Ages 6-7. Starting at about age 6, children have the capacity for what Jean Piaget called concrete operational reasoning, meaning that they now can understand the causes and effects of people’s actions. Because of this advance in reasoning in young children, you now can begin to introduce forgiveness systematically.”
The article continues with five very specific and sequential steps parents can take over several years to help young children become rather sophisticated in their understanding and practice of forgiveness before moving on to other age-appropriate forgiveness skills.
The bottom line for parents, as Dr. Enright has been saying for the past 17 years, is that you can help your kids grow up to be more peaceful and forgiving adults which will make our families, our communities and our societies more peaceful and forgiving. ♥
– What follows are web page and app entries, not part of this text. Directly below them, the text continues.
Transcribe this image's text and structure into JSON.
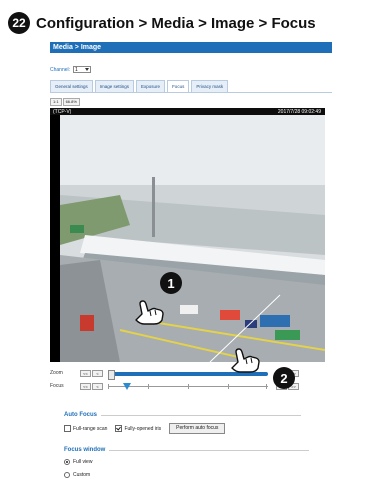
{
  "heading": {
    "step_number": "22",
    "title": "Configuration > Media > Image > Focus"
  },
  "panel": {
    "title": "Media > Image",
    "channel_label": "Channel:",
    "channel_value": "1"
  },
  "tabs": [
    {
      "label": "General settings"
    },
    {
      "label": "Image settings"
    },
    {
      "label": "Exposure"
    },
    {
      "label": "Focus",
      "active": true
    },
    {
      "label": "Privacy mask"
    }
  ],
  "video": {
    "zoom_buttons": [
      "1:1",
      "66.8%"
    ],
    "osd_left": "(TCP-V)",
    "osd_right": "2017/7/28 09:02:49"
  },
  "controls": {
    "zoom_label": "Zoom",
    "focus_label": "Focus",
    "left_buttons": [
      "<<",
      "<"
    ],
    "right_buttons": [
      ">",
      ">>"
    ],
    "zoom_level": 0.0,
    "focus_level": 0.12
  },
  "auto_focus": {
    "title": "Auto Focus",
    "full_range_scan": "Full-range scan",
    "full_range_checked": false,
    "fully_opened_iris": "Fully-opened iris",
    "fully_opened_checked": true,
    "button": "Perform auto focus"
  },
  "focus_window": {
    "title": "Focus window",
    "options": [
      {
        "label": "Full view",
        "selected": true
      },
      {
        "label": "Custom",
        "selected": false
      }
    ]
  },
  "callouts": [
    "1",
    "2"
  ],
  "icons": {
    "step_badge": "numbered-circle-icon",
    "hand": "pointing-hand-icon",
    "dropdown": "chevron-down-icon"
  },
  "colors": {
    "accent": "#1f6fb8",
    "tab_bg": "#e6eef7",
    "focus_thumb": "#2a8bd0"
  }
}
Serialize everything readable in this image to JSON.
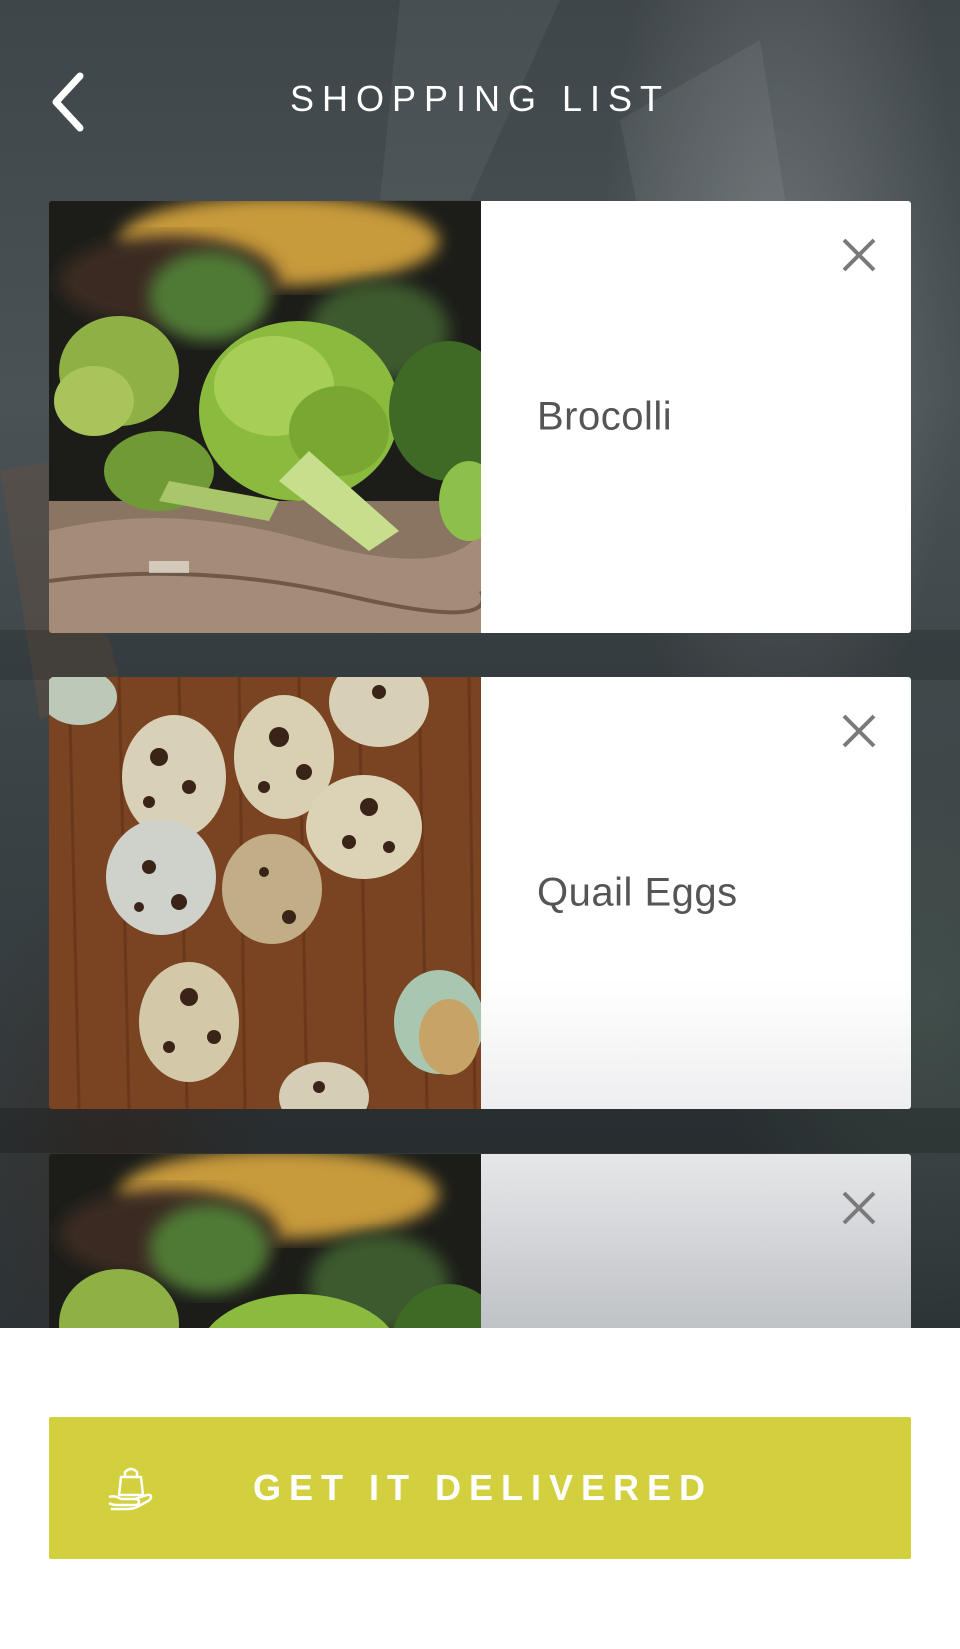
{
  "header": {
    "title": "SHOPPING LIST",
    "back_icon": "chevron-left-icon"
  },
  "items": [
    {
      "name": "Brocolli",
      "image": "broccoli",
      "remove_icon": "close-icon"
    },
    {
      "name": "Quail Eggs",
      "image": "quail-eggs",
      "remove_icon": "close-icon"
    },
    {
      "name": "",
      "image": "broccoli",
      "remove_icon": "close-icon"
    }
  ],
  "footer": {
    "button_label": "GET IT DELIVERED",
    "button_icon": "shopping-bag-hand-icon"
  },
  "colors": {
    "accent": "#d2d03e",
    "card": "#ffffff",
    "text": "#555555",
    "icon": "#7a7a7a"
  }
}
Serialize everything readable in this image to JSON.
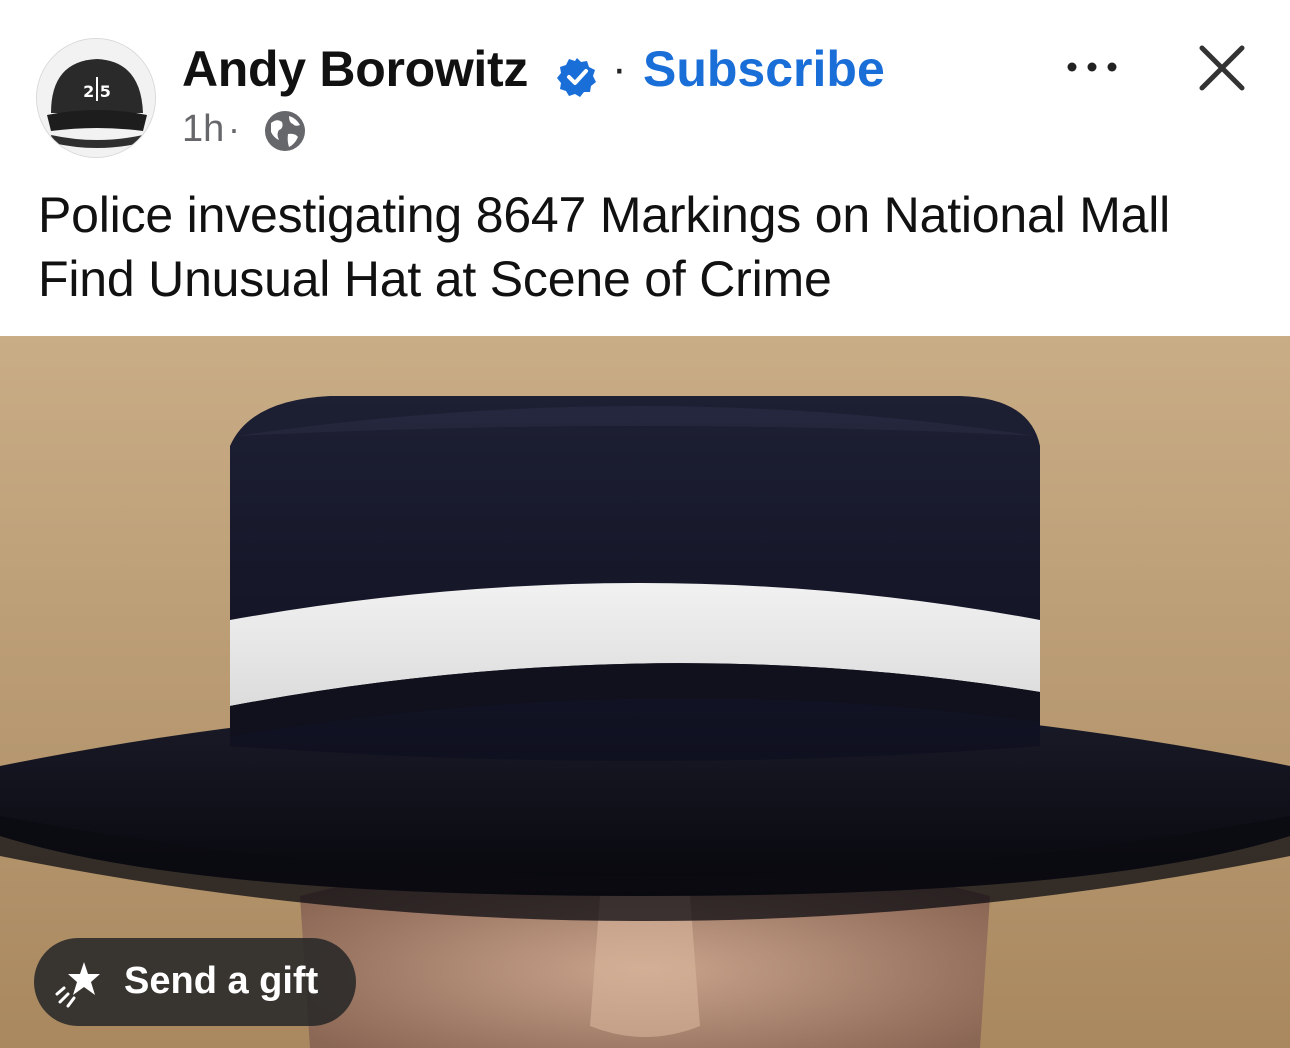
{
  "post": {
    "author": {
      "name": "Andy Borowitz",
      "verified_icon": "verified-badge-icon",
      "avatar_text": "2 5"
    },
    "header": {
      "separator": "·",
      "subscribe_label": "Subscribe",
      "more_icon": "more-options-icon",
      "close_icon": "close-icon"
    },
    "meta": {
      "time": "1h",
      "separator": "·",
      "audience_icon": "globe-icon"
    },
    "text": "Police investigating 8647 Markings on National Mall Find Unusual Hat at Scene of Crime",
    "photo": {
      "subject": "photo"
    },
    "gift": {
      "label": "Send a gift",
      "icon": "gift-sparkle-icon"
    }
  },
  "colors": {
    "accent": "#1a6ed8",
    "text": "#111111",
    "meta": "#65676b",
    "pill_bg": "#282828"
  }
}
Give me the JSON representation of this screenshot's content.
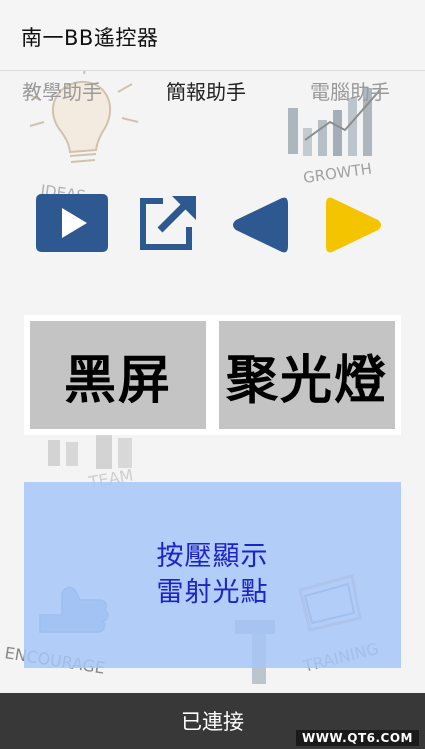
{
  "app": {
    "title": "南一BB遙控器"
  },
  "tabs": [
    {
      "label": "教學助手"
    },
    {
      "label": "簡報助手"
    },
    {
      "label": "電腦助手"
    }
  ],
  "controls": {
    "play_icon": "play-icon",
    "open_icon": "open-external-icon",
    "prev_icon": "previous-arrow-icon",
    "next_icon": "next-arrow-icon"
  },
  "buttons": {
    "black_screen": "黑屏",
    "spotlight": "聚光燈",
    "laser_line1": "按壓顯示",
    "laser_line2": "雷射光點"
  },
  "background_art": {
    "idea": "IDEAS",
    "growth": "GROWTH",
    "team": "TEAM",
    "encourage": "ENCOURAGE",
    "training": "TRAINING"
  },
  "status": {
    "text": "已連接"
  },
  "watermark": {
    "text": "WWW.QT6.COM"
  },
  "colors": {
    "accent_blue": "#2d5990",
    "accent_yellow": "#f5c400",
    "laser_bg": "#a6c6f8",
    "laser_text": "#1d23c8",
    "status_bg": "#383838",
    "button_grey": "#c4c4c4"
  }
}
Greater Good Magazine is published by the Greater Good Science Center (GGSC). Since 2001, the GGSC has been at the fore of a new scientific movement to explore the roots of happy and compassionate individuals, strong social bonds, and altruistic behavior–the science of a meaningful life. Dr. Abdullah’s role at the GGSC is to support organizations providing parenting education and to share the latest parenting science findings on the Greater Good website.
This will depend on whether or not the other who has hurt you shows what I call in my book, The Forgiving Life, the “three R’s.” Does this person show remorse (or inner sorrow), repentance (coming to you with a sincere apology), and recompense (trying to make it right, within reason)? If the three R’s are in place, then you can begin to try to re-establish trust, which can be earned one small step at a time. See if the person can handle the particular kind of responsibility that did not materialize in the past. If, in the small steps, the person shows a good will and sound behavior, then you might trust in more substantial ways. If the person cannot handle finances, but you give the person now a small responsibility with finances and this is handled well, you might consider a little more financial responsibility, and then a little more. Trust needs to be earned and is often built up slowly.
You have forgiven your father for his abandoning your family and you. I think you now have another situation in which you might consider forgiving your father for coming to you now, as you say, after the pressure is off for his parenting you. Forgiveness, as you know, is your choice. Given that you already have forgiven him for his past behavior, you now know the forgiveness pathway for forgiving him for his current issue. Please keep in mind that he may have a lot of remorse and guilt. He may not be asking for your forgiveness only because the pressure now is off. If you see his possible remorse and even anguish, it may help you in your decision to forgive.
I would say the most common misconception is the fear that once people forgive, they think they have to automatically reconcile, ignoring justice or the protection of the self. This needs to be clarified for many people to begin trusting in the process of forgiving.
Your spouse likely is still angry and so needs some time. If she can find it in her heart to forgive you, this may give her the insight that she, too, acted unjustly at that time. So, if she can forgive you (and your apology likely will help with that), then she may be open to apologizing and thus seeking your forgiveness.
Did you apologize? Did you show him that you are aware of your error and have taken steps not to repeat it? This may help him establish trust in you which may help him to forgive you. You will need patience as he makes up his own mind. Your trying to put pressure on him to forgive will not be helpful. He needs to see the value of forgiveness and willingly say yes to it.